Gallop announced his retirement at the end of 2019, earlier this week. After serving for seven years in the position of chief executive for the Football Federation of Australia, he now feels that the diminished role which the chief executive will have after planned changes in the structure is his sign of resigning.
Clubs to Take Control
The Australian professional football leagues charged the New League Working Group to take the current structure under consideration and to suggest changes to improve the system. The group returned with many suggestions including that clubs should be in more control of the more massive competitions. They suggested that an organization should be brought to life with representatives from every club. This organization will be in control of the A-League as well as the women’s and youth leagues.

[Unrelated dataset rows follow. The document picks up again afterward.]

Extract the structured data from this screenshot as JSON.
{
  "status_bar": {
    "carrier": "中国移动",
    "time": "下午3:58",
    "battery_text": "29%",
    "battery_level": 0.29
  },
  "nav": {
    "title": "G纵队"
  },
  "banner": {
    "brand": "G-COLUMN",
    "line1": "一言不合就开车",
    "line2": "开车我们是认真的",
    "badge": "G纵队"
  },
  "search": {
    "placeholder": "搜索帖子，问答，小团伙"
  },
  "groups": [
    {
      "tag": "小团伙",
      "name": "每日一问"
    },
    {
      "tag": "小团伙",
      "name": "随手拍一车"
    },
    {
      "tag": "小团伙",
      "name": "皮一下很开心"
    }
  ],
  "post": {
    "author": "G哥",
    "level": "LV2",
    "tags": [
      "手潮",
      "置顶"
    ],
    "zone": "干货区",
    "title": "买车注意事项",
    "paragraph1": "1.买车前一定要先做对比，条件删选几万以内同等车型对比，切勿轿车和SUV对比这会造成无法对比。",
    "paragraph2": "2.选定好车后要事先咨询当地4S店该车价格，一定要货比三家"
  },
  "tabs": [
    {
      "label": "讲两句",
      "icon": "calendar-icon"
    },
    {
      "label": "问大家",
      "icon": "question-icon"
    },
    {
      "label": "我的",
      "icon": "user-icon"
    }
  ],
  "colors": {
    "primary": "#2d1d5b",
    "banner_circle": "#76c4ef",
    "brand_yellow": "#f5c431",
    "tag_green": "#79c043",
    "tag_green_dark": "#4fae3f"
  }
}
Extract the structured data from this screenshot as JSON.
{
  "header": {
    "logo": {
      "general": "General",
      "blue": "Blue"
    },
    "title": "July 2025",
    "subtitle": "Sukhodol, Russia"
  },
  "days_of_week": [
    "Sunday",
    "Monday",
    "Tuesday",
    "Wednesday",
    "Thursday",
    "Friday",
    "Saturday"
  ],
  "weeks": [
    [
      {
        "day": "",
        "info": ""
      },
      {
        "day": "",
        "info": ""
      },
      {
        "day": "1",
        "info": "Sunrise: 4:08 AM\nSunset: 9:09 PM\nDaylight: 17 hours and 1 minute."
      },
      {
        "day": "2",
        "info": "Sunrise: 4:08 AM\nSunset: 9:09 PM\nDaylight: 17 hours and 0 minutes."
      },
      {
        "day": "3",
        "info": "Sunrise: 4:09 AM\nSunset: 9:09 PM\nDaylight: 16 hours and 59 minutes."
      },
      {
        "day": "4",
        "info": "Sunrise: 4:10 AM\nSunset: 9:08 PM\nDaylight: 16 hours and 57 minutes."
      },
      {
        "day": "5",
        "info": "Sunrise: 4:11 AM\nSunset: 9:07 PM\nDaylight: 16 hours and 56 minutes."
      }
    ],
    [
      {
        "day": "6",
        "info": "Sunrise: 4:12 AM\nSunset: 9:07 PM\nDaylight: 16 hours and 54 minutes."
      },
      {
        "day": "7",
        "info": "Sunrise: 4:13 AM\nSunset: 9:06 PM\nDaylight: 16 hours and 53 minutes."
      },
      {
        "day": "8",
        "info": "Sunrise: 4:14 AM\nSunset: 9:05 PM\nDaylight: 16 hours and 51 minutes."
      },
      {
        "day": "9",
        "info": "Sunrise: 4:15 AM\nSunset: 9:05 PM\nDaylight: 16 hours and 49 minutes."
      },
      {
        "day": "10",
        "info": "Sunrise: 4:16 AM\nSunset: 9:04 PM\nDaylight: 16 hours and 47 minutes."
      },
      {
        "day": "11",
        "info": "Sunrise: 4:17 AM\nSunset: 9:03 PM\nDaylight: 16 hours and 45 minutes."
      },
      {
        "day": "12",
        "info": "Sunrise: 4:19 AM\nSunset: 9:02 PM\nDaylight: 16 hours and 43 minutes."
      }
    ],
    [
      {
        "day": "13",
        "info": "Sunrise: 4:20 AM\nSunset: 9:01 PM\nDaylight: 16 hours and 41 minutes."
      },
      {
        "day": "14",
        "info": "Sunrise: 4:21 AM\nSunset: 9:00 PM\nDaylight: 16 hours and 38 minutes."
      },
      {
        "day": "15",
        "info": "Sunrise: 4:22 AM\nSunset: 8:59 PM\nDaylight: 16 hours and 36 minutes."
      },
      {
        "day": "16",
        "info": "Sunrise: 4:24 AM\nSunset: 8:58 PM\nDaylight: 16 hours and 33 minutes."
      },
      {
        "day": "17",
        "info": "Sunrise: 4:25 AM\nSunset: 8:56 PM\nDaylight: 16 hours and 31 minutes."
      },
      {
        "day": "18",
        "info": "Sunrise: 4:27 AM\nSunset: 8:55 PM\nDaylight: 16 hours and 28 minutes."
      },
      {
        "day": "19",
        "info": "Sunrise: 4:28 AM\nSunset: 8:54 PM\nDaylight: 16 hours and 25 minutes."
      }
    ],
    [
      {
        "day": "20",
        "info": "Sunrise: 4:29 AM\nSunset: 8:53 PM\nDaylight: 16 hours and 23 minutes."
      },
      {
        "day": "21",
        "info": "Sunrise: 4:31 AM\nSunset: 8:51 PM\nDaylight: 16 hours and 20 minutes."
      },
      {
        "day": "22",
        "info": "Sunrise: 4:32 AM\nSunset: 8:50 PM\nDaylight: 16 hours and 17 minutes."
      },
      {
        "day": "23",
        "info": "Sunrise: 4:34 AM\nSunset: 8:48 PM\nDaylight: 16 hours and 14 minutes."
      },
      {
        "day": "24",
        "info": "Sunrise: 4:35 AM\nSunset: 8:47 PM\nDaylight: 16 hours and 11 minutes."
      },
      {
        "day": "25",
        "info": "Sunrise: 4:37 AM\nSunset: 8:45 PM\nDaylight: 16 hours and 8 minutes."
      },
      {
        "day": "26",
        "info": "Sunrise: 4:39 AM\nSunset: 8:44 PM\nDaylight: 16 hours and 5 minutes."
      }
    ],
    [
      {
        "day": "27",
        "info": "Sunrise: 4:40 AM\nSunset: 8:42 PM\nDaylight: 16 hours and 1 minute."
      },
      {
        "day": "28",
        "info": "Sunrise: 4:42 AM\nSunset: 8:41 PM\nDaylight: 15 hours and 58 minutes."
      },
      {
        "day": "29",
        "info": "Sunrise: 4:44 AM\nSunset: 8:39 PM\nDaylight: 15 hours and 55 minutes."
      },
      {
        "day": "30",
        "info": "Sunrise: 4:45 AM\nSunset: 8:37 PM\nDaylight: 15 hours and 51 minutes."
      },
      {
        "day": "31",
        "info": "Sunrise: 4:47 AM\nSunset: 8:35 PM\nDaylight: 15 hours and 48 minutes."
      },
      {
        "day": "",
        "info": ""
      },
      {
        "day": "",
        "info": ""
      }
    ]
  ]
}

This would entail a complete shift away from the current FFA control and bring almost total separation between the associations and the national football body. These changes will bring a fundamental shift in Gallop’s position. A much narrower role will have to be fulfilled as the one that he has been doing for the past seven years. Gallop also mentioned that this would bring challenges on how competitions on a professional level will be managed. He suggested that a clear and definite idea about how they indicate the leadership should look like and what the role would entail should be brought to the table.
FFA and Gallop Feeling Pressure
Earlier this year both Gallop and the FFA decided to fire Alen Stajcic from the position as coach for the Australian women’s team. This was due to Stajcic’s expression of unhappiness regarding the welfare and working situations of players. He made these based on feedback from interviews and confidential surveys to determine the team’s culture and environment. Later on, an apology had to be offered to Stajcic for this unprecedented move from authorities, who failed to provide any evidence as grounds for their decision.
During his time at the FFA, Gallop was part of many football highlights for the Aussies. These included their men’s team bringing back the Asian Cup in 2015. Gallop worked at improving the women’s league and towards bringing in added competitions for them. He is also behind the A$346 million broadcasting agreement which was signed for six years and is still considered to be the greatest ever in the history of the organization. His time there also saw some hardships in the Australian camp with FIFA threatening to end the Australian membership when they were in a locked-down position due to struggles of accepting the changes in governance. Gallop’s contract was due to stop at the end of 2020. His early retirement is yet another setback for the professional world of football in Australia. Gallop is convinced though that the national love that all Australians have for the game and the desire to see it grow will, however, carry them forward.